# TO DO
Everything in the listing except the pictures should be written out exactly.

-- DATA FOR THE TASK follows --

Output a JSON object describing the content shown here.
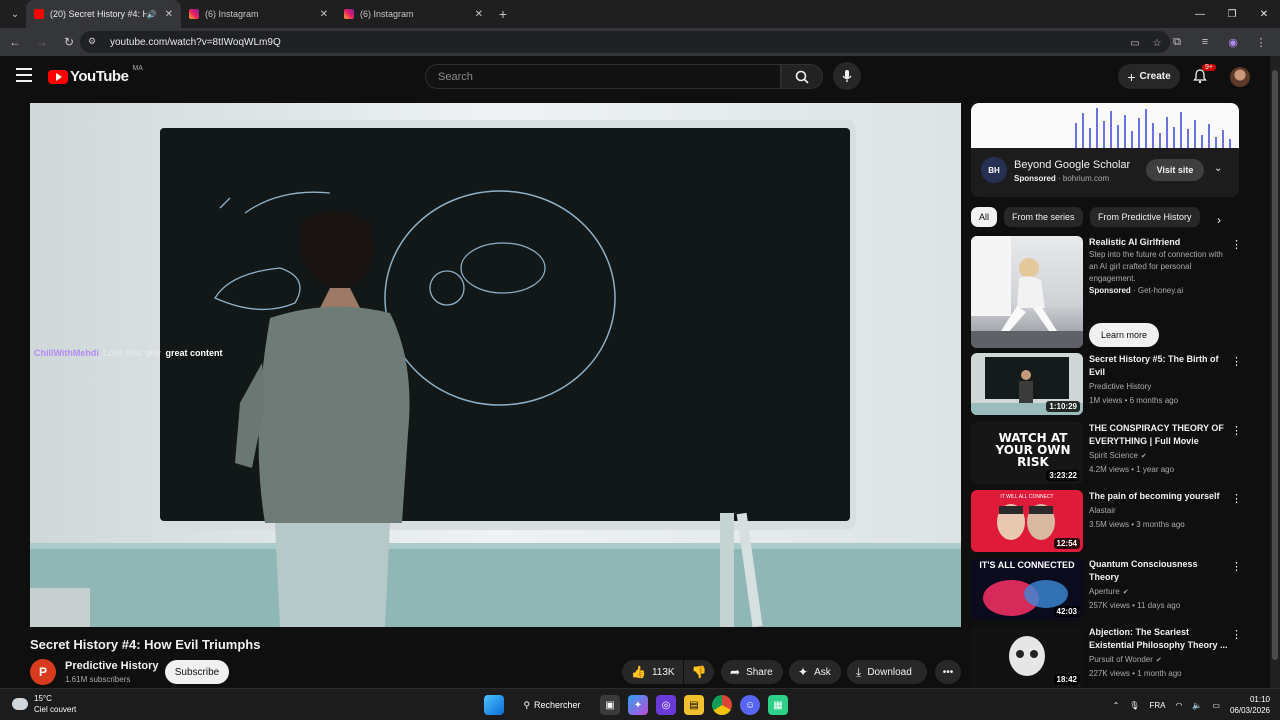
{
  "browser": {
    "tabs": [
      {
        "title": "(20) Secret History #4: How",
        "active": true,
        "favicon": "youtube-icon"
      },
      {
        "title": "(6) Instagram",
        "active": false,
        "favicon": "instagram-icon"
      },
      {
        "title": "(6) Instagram",
        "active": false,
        "favicon": "instagram-icon"
      }
    ],
    "url": "youtube.com/watch?v=8tIWoqWLm9Q"
  },
  "youtube": {
    "logo_text": "YouTube",
    "country_code": "MA",
    "search_placeholder": "Search",
    "create_label": "Create",
    "notification_badge": "9+"
  },
  "video": {
    "chat_user": "ChillWithMehdi",
    "chat_faded": "Love this guy",
    "chat_message": "great content",
    "title": "Secret History #4: How Evil Triumphs",
    "channel_name": "Predictive History",
    "channel_initial": "P",
    "subscribers": "1.61M subscribers",
    "subscribe_label": "Subscribe",
    "likes": "113K",
    "share_label": "Share",
    "ask_label": "Ask",
    "download_label": "Download"
  },
  "ad": {
    "logo_text": "BH",
    "title": "Beyond Google Scholar",
    "sponsored": "Sponsored",
    "domain": "bohrium.com",
    "button": "Visit site"
  },
  "chips": [
    "All",
    "From the series",
    "From Predictive History"
  ],
  "recommendations": [
    {
      "title": "Realistic AI Girlfriend",
      "desc": "Step into the future of connection with an AI girl crafted for personal engagement.",
      "sponsored": "Sponsored",
      "domain": "Get-honey.ai",
      "button": "Learn more"
    },
    {
      "title": "Secret History #5:  The Birth of Evil",
      "channel": "Predictive History",
      "meta": "1M views • 6 months ago",
      "duration": "1:10:29"
    },
    {
      "title": "THE CONSPIRACY THEORY OF EVERYTHING | Full Movie",
      "channel": "Spirit Science",
      "meta": "4.2M views • 1 year ago",
      "duration": "3:23:22",
      "thumb_text": "WATCH AT YOUR OWN RISK"
    },
    {
      "title": "The pain of becoming yourself",
      "channel": "Alastair",
      "meta": "3.5M views • 3 months ago",
      "duration": "12:54",
      "thumb_text": "IT WILL ALL CONNECT"
    },
    {
      "title": "Quantum Consciousness Theory",
      "channel": "Aperture",
      "meta": "257K views • 11 days ago",
      "duration": "42:03",
      "thumb_text": "IT'S ALL CONNECTED"
    },
    {
      "title": "Abjection: The Scariest Existential Philosophy Theory ...",
      "channel": "Pursuit of Wonder",
      "meta": "227K views • 1 month ago",
      "duration": "18:42"
    }
  ],
  "taskbar": {
    "temperature": "15°C",
    "weather": "Ciel couvert",
    "search_label": "Rechercher",
    "language": "FRA",
    "time": "01:10",
    "date": "06/03/2026"
  }
}
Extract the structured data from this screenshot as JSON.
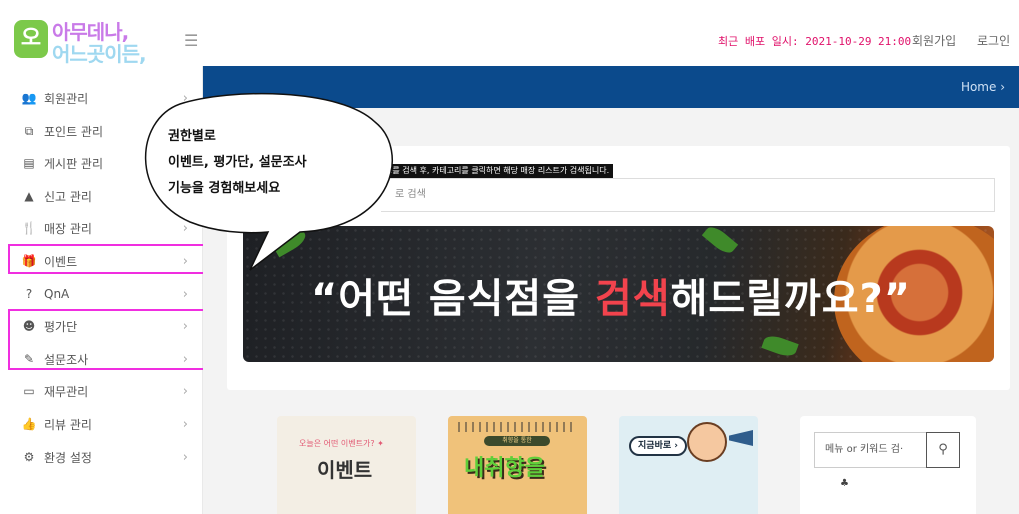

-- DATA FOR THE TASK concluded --

# RESULT
Output a JSON object describing the content shown here.
{
  "browser": {
    "tabs": [
      {
        "title": "(20) Secret History #4: How",
        "active": true,
        "favicon": "youtube-icon"
      },
      {
        "title": "(6) Instagram",
        "active": false,
        "favicon": "instagram-icon"
      },
      {
        "title": "(6) Instagram",
        "active": false,
        "favicon": "instagram-icon"
      }
    ],
    "url": "youtube.com/watch?v=8tIWoqWLm9Q"
  },
  "youtube": {
    "logo_text": "YouTube",
    "country_code": "MA",
    "search_placeholder": "Search",
    "create_label": "Create",
    "notification_badge": "9+"
  },
  "video": {
    "chat_user": "ChillWithMehdi",
    "chat_faded": "Love this guy",
    "chat_message": "great content",
    "title": "Secret History #4: How Evil Triumphs",
    "channel_name": "Predictive History",
    "channel_initial": "P",
    "subscribers": "1.61M subscribers",
    "subscribe_label": "Subscribe",
    "likes": "113K",
    "share_label": "Share",
    "ask_label": "Ask",
    "download_label": "Download"
  },
  "ad": {
    "logo_text": "BH",
    "title": "Beyond Google Scholar",
    "sponsored": "Sponsored",
    "domain": "bohrium.com",
    "button": "Visit site"
  },
  "chips": [
    "All",
    "From the series",
    "From Predictive History"
  ],
  "recommendations": [
    {
      "title": "Realistic AI Girlfriend",
      "desc": "Step into the future of connection with an AI girl crafted for personal engagement.",
      "sponsored": "Sponsored",
      "domain": "Get-honey.ai",
      "button": "Learn more"
    },
    {
      "title": "Secret History #5:  The Birth of Evil",
      "channel": "Predictive History",
      "meta": "1M views • 6 months ago",
      "duration": "1:10:29"
    },
    {
      "title": "THE CONSPIRACY THEORY OF EVERYTHING | Full Movie",
      "channel": "Spirit Science",
      "meta": "4.2M views • 1 year ago",
      "duration": "3:23:22",
      "thumb_text": "WATCH AT YOUR OWN RISK"
    },
    {
      "title": "The pain of becoming yourself",
      "channel": "Alastair",
      "meta": "3.5M views • 3 months ago",
      "duration": "12:54",
      "thumb_text": "IT WILL ALL CONNECT"
    },
    {
      "title": "Quantum Consciousness Theory",
      "channel": "Aperture",
      "meta": "257K views • 11 days ago",
      "duration": "42:03",
      "thumb_text": "IT'S ALL CONNECTED"
    },
    {
      "title": "Abjection: The Scariest Existential Philosophy Theory ...",
      "channel": "Pursuit of Wonder",
      "meta": "227K views • 1 month ago",
      "duration": "18:42"
    }
  ],
  "taskbar": {
    "temperature": "15°C",
    "weather": "Ciel couvert",
    "search_label": "Rechercher",
    "language": "FRA",
    "time": "01:10",
    "date": "06/03/2026"
  }
}
Extract the structured data from this screenshot as JSON.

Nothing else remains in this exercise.